Input for this task section start

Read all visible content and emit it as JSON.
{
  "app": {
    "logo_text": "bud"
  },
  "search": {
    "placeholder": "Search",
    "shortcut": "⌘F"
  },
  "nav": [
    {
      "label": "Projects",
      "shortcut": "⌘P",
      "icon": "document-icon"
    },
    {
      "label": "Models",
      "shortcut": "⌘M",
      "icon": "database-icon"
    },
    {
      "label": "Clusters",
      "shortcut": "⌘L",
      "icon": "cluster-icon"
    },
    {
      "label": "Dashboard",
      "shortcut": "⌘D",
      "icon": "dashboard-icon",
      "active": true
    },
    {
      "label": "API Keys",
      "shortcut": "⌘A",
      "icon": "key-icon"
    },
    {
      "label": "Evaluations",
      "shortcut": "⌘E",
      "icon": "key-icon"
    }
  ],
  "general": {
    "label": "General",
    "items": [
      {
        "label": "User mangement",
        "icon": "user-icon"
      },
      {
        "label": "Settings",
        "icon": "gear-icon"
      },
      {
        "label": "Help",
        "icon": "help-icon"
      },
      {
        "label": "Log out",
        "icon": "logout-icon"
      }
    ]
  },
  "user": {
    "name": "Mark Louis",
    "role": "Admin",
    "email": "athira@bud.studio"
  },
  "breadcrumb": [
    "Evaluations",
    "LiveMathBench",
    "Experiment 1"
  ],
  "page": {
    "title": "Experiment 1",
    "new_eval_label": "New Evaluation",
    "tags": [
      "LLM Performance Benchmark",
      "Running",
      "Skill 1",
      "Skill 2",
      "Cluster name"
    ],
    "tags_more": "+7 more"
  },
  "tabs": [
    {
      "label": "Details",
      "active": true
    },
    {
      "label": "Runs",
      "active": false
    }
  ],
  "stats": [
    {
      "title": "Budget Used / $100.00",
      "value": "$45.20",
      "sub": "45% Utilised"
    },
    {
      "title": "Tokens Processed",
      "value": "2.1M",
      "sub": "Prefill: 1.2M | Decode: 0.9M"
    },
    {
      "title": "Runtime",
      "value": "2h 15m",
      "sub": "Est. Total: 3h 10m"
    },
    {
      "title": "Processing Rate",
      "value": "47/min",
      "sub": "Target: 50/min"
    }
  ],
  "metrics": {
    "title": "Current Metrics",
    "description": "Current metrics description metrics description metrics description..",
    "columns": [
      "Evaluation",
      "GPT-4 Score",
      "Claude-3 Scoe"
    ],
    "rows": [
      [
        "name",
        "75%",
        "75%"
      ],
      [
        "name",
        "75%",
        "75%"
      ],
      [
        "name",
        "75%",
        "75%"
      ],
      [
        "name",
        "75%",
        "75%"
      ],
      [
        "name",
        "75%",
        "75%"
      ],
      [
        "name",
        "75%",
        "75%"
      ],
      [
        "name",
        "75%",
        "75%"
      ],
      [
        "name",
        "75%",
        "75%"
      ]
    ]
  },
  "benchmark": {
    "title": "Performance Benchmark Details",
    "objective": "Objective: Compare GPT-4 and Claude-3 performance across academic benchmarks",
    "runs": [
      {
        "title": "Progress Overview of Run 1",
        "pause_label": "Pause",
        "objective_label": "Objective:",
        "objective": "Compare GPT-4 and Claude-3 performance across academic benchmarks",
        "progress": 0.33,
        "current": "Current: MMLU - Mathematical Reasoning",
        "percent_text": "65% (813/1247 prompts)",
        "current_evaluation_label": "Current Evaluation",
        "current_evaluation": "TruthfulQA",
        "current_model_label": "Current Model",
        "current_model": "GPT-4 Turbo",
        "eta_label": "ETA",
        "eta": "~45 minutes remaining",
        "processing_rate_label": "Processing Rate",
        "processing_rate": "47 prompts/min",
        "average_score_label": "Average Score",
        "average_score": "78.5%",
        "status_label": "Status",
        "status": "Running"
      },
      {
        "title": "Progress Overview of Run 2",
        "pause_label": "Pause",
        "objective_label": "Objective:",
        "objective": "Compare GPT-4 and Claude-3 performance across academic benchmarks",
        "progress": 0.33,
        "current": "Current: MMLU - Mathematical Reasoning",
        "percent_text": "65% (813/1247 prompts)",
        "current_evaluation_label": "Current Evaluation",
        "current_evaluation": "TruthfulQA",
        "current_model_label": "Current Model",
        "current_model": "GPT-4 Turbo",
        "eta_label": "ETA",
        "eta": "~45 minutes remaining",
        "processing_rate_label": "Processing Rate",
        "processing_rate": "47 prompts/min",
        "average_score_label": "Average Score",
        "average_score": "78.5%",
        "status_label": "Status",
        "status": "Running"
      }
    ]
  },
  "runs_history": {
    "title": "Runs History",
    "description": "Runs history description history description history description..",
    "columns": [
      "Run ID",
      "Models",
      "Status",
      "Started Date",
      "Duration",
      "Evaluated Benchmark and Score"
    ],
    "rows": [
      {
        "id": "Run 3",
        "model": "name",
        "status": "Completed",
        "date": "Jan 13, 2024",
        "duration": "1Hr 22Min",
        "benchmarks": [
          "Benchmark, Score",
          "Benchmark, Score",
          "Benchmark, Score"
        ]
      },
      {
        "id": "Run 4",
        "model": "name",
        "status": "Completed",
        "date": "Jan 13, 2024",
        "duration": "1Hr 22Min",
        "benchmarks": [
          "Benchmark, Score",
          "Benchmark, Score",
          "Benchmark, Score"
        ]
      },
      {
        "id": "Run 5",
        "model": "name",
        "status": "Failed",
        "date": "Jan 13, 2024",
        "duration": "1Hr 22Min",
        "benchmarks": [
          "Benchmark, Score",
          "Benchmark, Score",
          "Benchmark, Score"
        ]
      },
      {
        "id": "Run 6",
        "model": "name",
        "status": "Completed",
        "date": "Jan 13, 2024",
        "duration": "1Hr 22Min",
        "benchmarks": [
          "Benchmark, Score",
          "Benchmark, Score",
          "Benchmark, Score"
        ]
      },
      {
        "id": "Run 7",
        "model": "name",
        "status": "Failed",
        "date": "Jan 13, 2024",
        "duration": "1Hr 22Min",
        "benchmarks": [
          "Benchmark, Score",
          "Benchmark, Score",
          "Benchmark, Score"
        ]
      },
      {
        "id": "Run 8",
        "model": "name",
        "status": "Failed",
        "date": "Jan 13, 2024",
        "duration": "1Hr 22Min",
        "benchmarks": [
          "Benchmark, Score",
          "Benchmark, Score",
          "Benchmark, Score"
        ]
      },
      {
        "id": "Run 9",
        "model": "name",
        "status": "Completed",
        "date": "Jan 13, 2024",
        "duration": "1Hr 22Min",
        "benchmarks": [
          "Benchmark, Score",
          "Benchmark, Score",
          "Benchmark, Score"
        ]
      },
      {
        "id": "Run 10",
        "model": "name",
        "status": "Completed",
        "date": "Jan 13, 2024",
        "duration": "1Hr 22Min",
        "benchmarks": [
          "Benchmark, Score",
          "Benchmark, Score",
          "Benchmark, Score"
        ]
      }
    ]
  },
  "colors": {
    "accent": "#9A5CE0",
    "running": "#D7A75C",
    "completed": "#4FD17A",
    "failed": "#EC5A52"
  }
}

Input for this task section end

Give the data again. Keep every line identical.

▶ _Exercise answer_
Read all visible content and emit it as JSON.
{
  "app": {
    "logo_text": "bud"
  },
  "search": {
    "placeholder": "Search",
    "shortcut": "⌘F"
  },
  "nav": [
    {
      "label": "Projects",
      "shortcut": "⌘P",
      "icon": "document-icon"
    },
    {
      "label": "Models",
      "shortcut": "⌘M",
      "icon": "database-icon"
    },
    {
      "label": "Clusters",
      "shortcut": "⌘L",
      "icon": "cluster-icon"
    },
    {
      "label": "Dashboard",
      "shortcut": "⌘D",
      "icon": "dashboard-icon",
      "active": true
    },
    {
      "label": "API Keys",
      "shortcut": "⌘A",
      "icon": "key-icon"
    },
    {
      "label": "Evaluations",
      "shortcut": "⌘E",
      "icon": "key-icon"
    }
  ],
  "general": {
    "label": "General",
    "items": [
      {
        "label": "User mangement",
        "icon": "user-icon"
      },
      {
        "label": "Settings",
        "icon": "gear-icon"
      },
      {
        "label": "Help",
        "icon": "help-icon"
      },
      {
        "label": "Log out",
        "icon": "logout-icon"
      }
    ]
  },
  "user": {
    "name": "Mark Louis",
    "role": "Admin",
    "email": "athira@bud.studio"
  },
  "breadcrumb": [
    "Evaluations",
    "LiveMathBench",
    "Experiment 1"
  ],
  "page": {
    "title": "Experiment 1",
    "new_eval_label": "New Evaluation",
    "tags": [
      "LLM Performance Benchmark",
      "Running",
      "Skill 1",
      "Skill 2",
      "Cluster name"
    ],
    "tags_more": "+7 more"
  },
  "tabs": [
    {
      "label": "Details",
      "active": true
    },
    {
      "label": "Runs",
      "active": false
    }
  ],
  "stats": [
    {
      "title": "Budget Used / $100.00",
      "value": "$45.20",
      "sub": "45% Utilised"
    },
    {
      "title": "Tokens Processed",
      "value": "2.1M",
      "sub": "Prefill: 1.2M | Decode: 0.9M"
    },
    {
      "title": "Runtime",
      "value": "2h 15m",
      "sub": "Est. Total: 3h 10m"
    },
    {
      "title": "Processing Rate",
      "value": "47/min",
      "sub": "Target: 50/min"
    }
  ],
  "metrics": {
    "title": "Current Metrics",
    "description": "Current metrics description metrics description metrics description..",
    "columns": [
      "Evaluation",
      "GPT-4 Score",
      "Claude-3 Scoe"
    ],
    "rows": [
      [
        "name",
        "75%",
        "75%"
      ],
      [
        "name",
        "75%",
        "75%"
      ],
      [
        "name",
        "75%",
        "75%"
      ],
      [
        "name",
        "75%",
        "75%"
      ],
      [
        "name",
        "75%",
        "75%"
      ],
      [
        "name",
        "75%",
        "75%"
      ],
      [
        "name",
        "75%",
        "75%"
      ],
      [
        "name",
        "75%",
        "75%"
      ]
    ]
  },
  "benchmark": {
    "title": "Performance Benchmark Details",
    "objective": "Objective: Compare GPT-4 and Claude-3 performance across academic benchmarks",
    "runs": [
      {
        "title": "Progress Overview of Run 1",
        "pause_label": "Pause",
        "objective_label": "Objective:",
        "objective": "Compare GPT-4 and Claude-3 performance across academic benchmarks",
        "progress": 0.33,
        "current": "Current: MMLU - Mathematical Reasoning",
        "percent_text": "65% (813/1247 prompts)",
        "current_evaluation_label": "Current Evaluation",
        "current_evaluation": "TruthfulQA",
        "current_model_label": "Current Model",
        "current_model": "GPT-4 Turbo",
        "eta_label": "ETA",
        "eta": "~45 minutes remaining",
        "processing_rate_label": "Processing Rate",
        "processing_rate": "47 prompts/min",
        "average_score_label": "Average Score",
        "average_score": "78.5%",
        "status_label": "Status",
        "status": "Running"
      },
      {
        "title": "Progress Overview of Run 2",
        "pause_label": "Pause",
        "objective_label": "Objective:",
        "objective": "Compare GPT-4 and Claude-3 performance across academic benchmarks",
        "progress": 0.33,
        "current": "Current: MMLU - Mathematical Reasoning",
        "percent_text": "65% (813/1247 prompts)",
        "current_evaluation_label": "Current Evaluation",
        "current_evaluation": "TruthfulQA",
        "current_model_label": "Current Model",
        "current_model": "GPT-4 Turbo",
        "eta_label": "ETA",
        "eta": "~45 minutes remaining",
        "processing_rate_label": "Processing Rate",
        "processing_rate": "47 prompts/min",
        "average_score_label": "Average Score",
        "average_score": "78.5%",
        "status_label": "Status",
        "status": "Running"
      }
    ]
  },
  "runs_history": {
    "title": "Runs History",
    "description": "Runs history description history description history description..",
    "columns": [
      "Run ID",
      "Models",
      "Status",
      "Started Date",
      "Duration",
      "Evaluated Benchmark and Score"
    ],
    "rows": [
      {
        "id": "Run 3",
        "model": "name",
        "status": "Completed",
        "date": "Jan 13, 2024",
        "duration": "1Hr 22Min",
        "benchmarks": [
          "Benchmark, Score",
          "Benchmark, Score",
          "Benchmark, Score"
        ]
      },
      {
        "id": "Run 4",
        "model": "name",
        "status": "Completed",
        "date": "Jan 13, 2024",
        "duration": "1Hr 22Min",
        "benchmarks": [
          "Benchmark, Score",
          "Benchmark, Score",
          "Benchmark, Score"
        ]
      },
      {
        "id": "Run 5",
        "model": "name",
        "status": "Failed",
        "date": "Jan 13, 2024",
        "duration": "1Hr 22Min",
        "benchmarks": [
          "Benchmark, Score",
          "Benchmark, Score",
          "Benchmark, Score"
        ]
      },
      {
        "id": "Run 6",
        "model": "name",
        "status": "Completed",
        "date": "Jan 13, 2024",
        "duration": "1Hr 22Min",
        "benchmarks": [
          "Benchmark, Score",
          "Benchmark, Score",
          "Benchmark, Score"
        ]
      },
      {
        "id": "Run 7",
        "model": "name",
        "status": "Failed",
        "date": "Jan 13, 2024",
        "duration": "1Hr 22Min",
        "benchmarks": [
          "Benchmark, Score",
          "Benchmark, Score",
          "Benchmark, Score"
        ]
      },
      {
        "id": "Run 8",
        "model": "name",
        "status": "Failed",
        "date": "Jan 13, 2024",
        "duration": "1Hr 22Min",
        "benchmarks": [
          "Benchmark, Score",
          "Benchmark, Score",
          "Benchmark, Score"
        ]
      },
      {
        "id": "Run 9",
        "model": "name",
        "status": "Completed",
        "date": "Jan 13, 2024",
        "duration": "1Hr 22Min",
        "benchmarks": [
          "Benchmark, Score",
          "Benchmark, Score",
          "Benchmark, Score"
        ]
      },
      {
        "id": "Run 10",
        "model": "name",
        "status": "Completed",
        "date": "Jan 13, 2024",
        "duration": "1Hr 22Min",
        "benchmarks": [
          "Benchmark, Score",
          "Benchmark, Score",
          "Benchmark, Score"
        ]
      }
    ]
  },
  "colors": {
    "accent": "#9A5CE0",
    "running": "#D7A75C",
    "completed": "#4FD17A",
    "failed": "#EC5A52"
  }
}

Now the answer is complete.